Sanders noted that he and Biden were both in Congress in 2002 during the vote to authorize the Iraq War, but unlike Biden, he did not believe Bush administration officials’ claims about the threat Iraq posed.
“I thought they were lying. I didn’t believe them for a moment. I took to the floor,” he said. “I did everything I could to prevent that war. Joe saw it differently.”
In response, Biden declined to engage Sanders directly, focusing instead on his support for withdrawing combat troops during the Obama administration.
“I was asked to bring 156,000 troops home from that war, which I did,” Biden said. “I led that effort.”
The moderators, from CNN and the Des Moines Register, could have pressed Biden to answer directly for Sanders’ criticism, or explain whether withdrawing those troops ended up being a mistake given the rise of the so-called Islamic State, but they did not follow up with him ― and neither did any of the other candidates on the stage.
Sanders also blasted Biden for voting to authorize NAFTA and permanent normalized trade relations with China, which he said cost the country 4 million jobs.
“Joe and I have a fundamental disagreement here ― in case you haven’t noticed,” Sanders said, eliciting laughter from the audience. “And that is, NAFTA, PNTR with China, other trade agreements ― were written for one reason alone, and that is to increase the profits of large multinational corporations.”
Biden reacted by agreeing with Sanders on the need for greater “corporate responsibility” and expounding on the need for tougher enforcement of existing laws as well.
He did not directly answer for his votes for those trade agreements or explain his thinking.

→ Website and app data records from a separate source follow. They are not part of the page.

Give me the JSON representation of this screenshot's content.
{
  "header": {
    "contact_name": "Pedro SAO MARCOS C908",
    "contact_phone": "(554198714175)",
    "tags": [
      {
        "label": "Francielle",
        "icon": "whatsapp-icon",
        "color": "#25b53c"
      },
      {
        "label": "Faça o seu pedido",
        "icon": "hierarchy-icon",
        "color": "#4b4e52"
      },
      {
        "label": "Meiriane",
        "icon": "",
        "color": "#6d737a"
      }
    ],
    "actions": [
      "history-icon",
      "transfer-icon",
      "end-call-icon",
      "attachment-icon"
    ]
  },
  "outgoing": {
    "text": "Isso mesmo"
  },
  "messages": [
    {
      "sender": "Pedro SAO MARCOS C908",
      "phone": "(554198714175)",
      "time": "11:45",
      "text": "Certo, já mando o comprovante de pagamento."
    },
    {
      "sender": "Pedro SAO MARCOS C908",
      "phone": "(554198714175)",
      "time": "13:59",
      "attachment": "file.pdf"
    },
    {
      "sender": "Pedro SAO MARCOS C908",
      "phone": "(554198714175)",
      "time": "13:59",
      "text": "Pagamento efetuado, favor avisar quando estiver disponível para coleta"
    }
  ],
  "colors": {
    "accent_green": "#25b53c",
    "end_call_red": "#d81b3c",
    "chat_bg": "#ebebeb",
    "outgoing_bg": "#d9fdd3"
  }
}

And once again, neither the moderators nor the other candidates joined in to press Biden.
Several other controversial elements of Biden’s record did not make it into the debate at all, including his authorship of the 1994 crime bill blamed for the explosion of the carceral state, his role in advocating for a 2005 law making it harder for households to declare bankruptcy, and his past support for cutting Social Security benefits. Even Sanders, whose campaign intimated that the Vermont senator would use the debate to attack Biden for that last stance, declined to engage in that line of questioning.
Sanders, Warren and Klobuchar engaged in a spirited discussion of the potential milestone of the first female president, which was spurred by Warren’s allegation that Sanders had told her privately in 2018 that he thought a woman could not get elected. (Sanders denies saying that.)
But Biden’s comments about gender earlier this month did not come up during the debate.
At a campaign event in Iowa, Biden recalled how Hillary Clinton had suffered sexist attacks during her 2016 presidential run, but said, “That’s not going to happen with me.”
Biden’s campaign told HuffPost that he had not intended to cast doubt on a woman’s ability to win the White House, but he has yet to answer for it personally and the moderators did not ask him about it.